■ **PROBLEM DESCRIPTION**:
Would you repeat every entry below word for word but drop the images?

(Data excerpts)
"""

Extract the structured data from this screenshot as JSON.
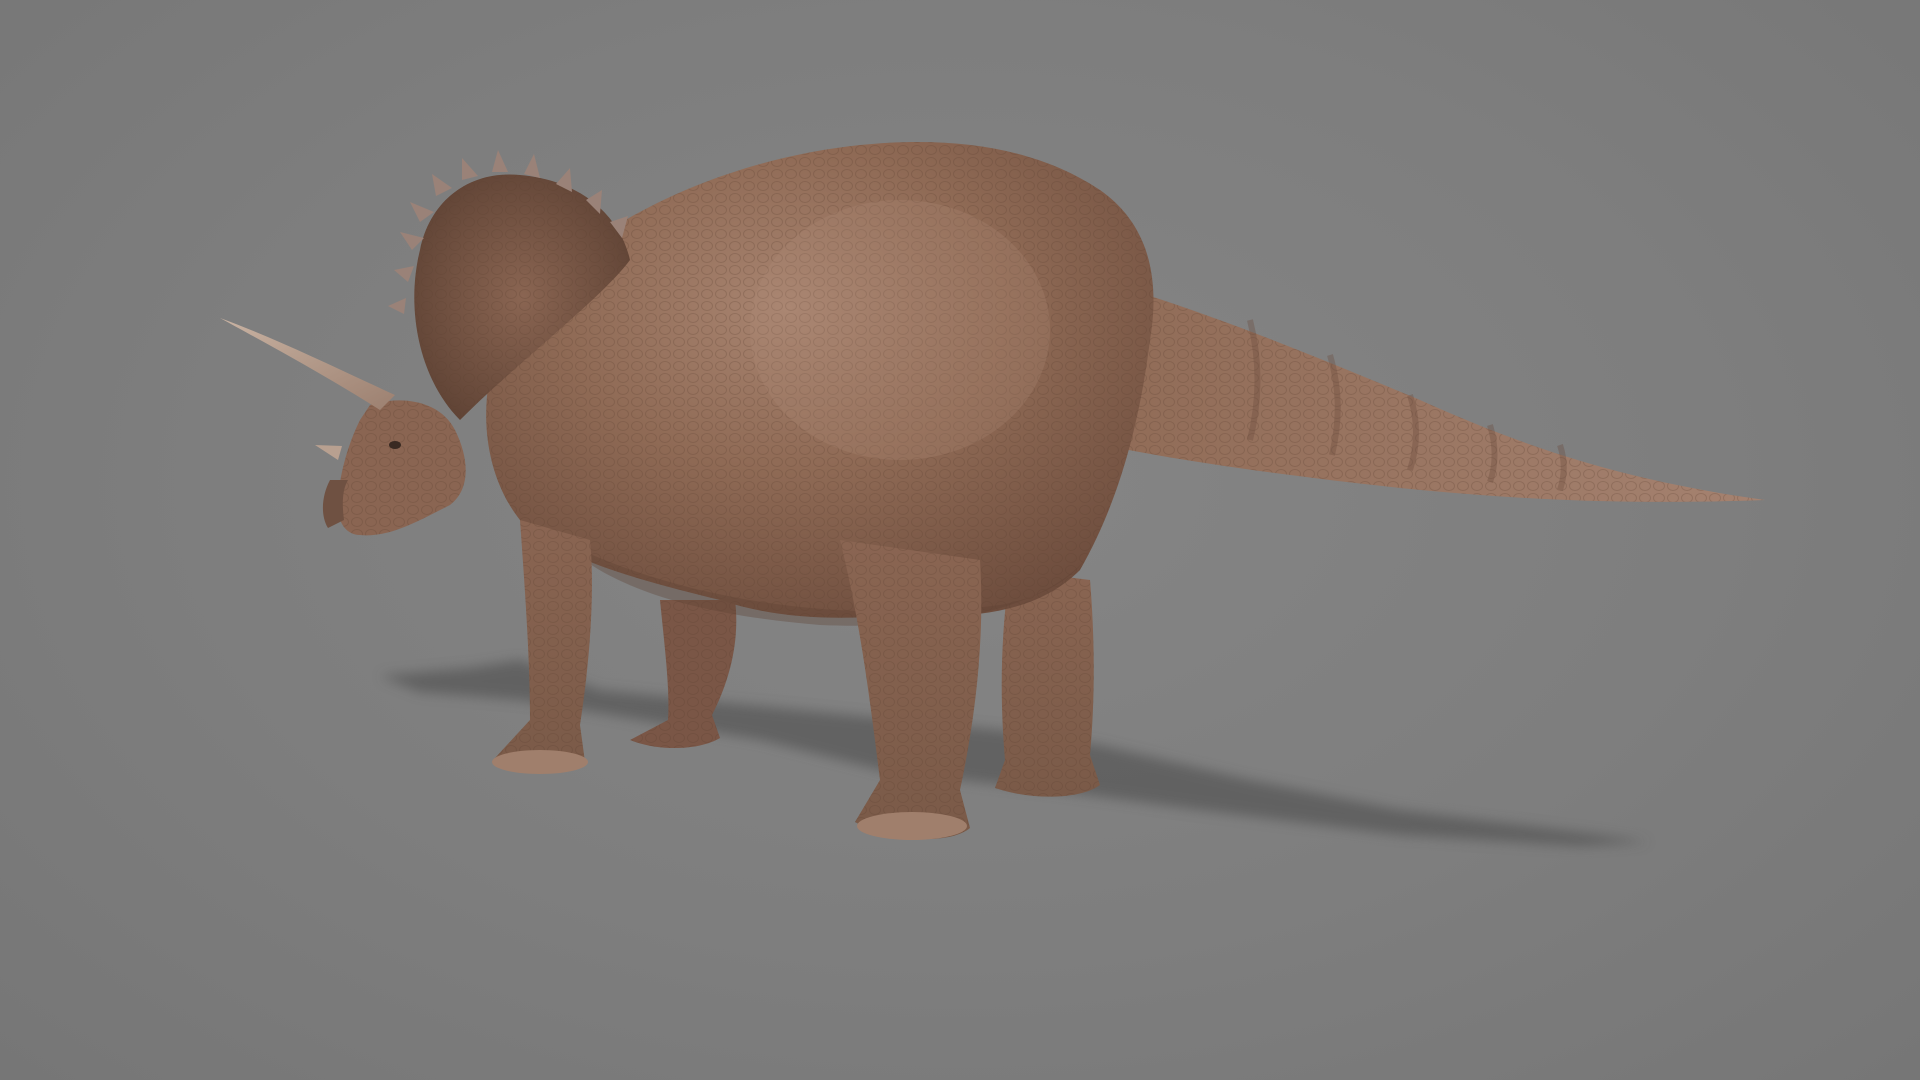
{
  "scene": {
    "subject_icon": "triceratops-icon",
    "colors": {
      "background": "#7d7d7d",
      "shadow": "#555555",
      "skin": "#8a6450",
      "skin_light": "#a47e66",
      "skin_dark": "#6a4a3a",
      "horn": "#b8a090",
      "frill_spike": "#9a8278"
    }
  }
}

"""

■ **ANSWER TO THIS EXERCISE**:
Extract the structured data from this screenshot as JSON.
{
  "scene": {
    "subject_icon": "triceratops-icon",
    "colors": {
      "background": "#7d7d7d",
      "shadow": "#555555",
      "skin": "#8a6450",
      "skin_light": "#a47e66",
      "skin_dark": "#6a4a3a",
      "horn": "#b8a090",
      "frill_spike": "#9a8278"
    }
  }
}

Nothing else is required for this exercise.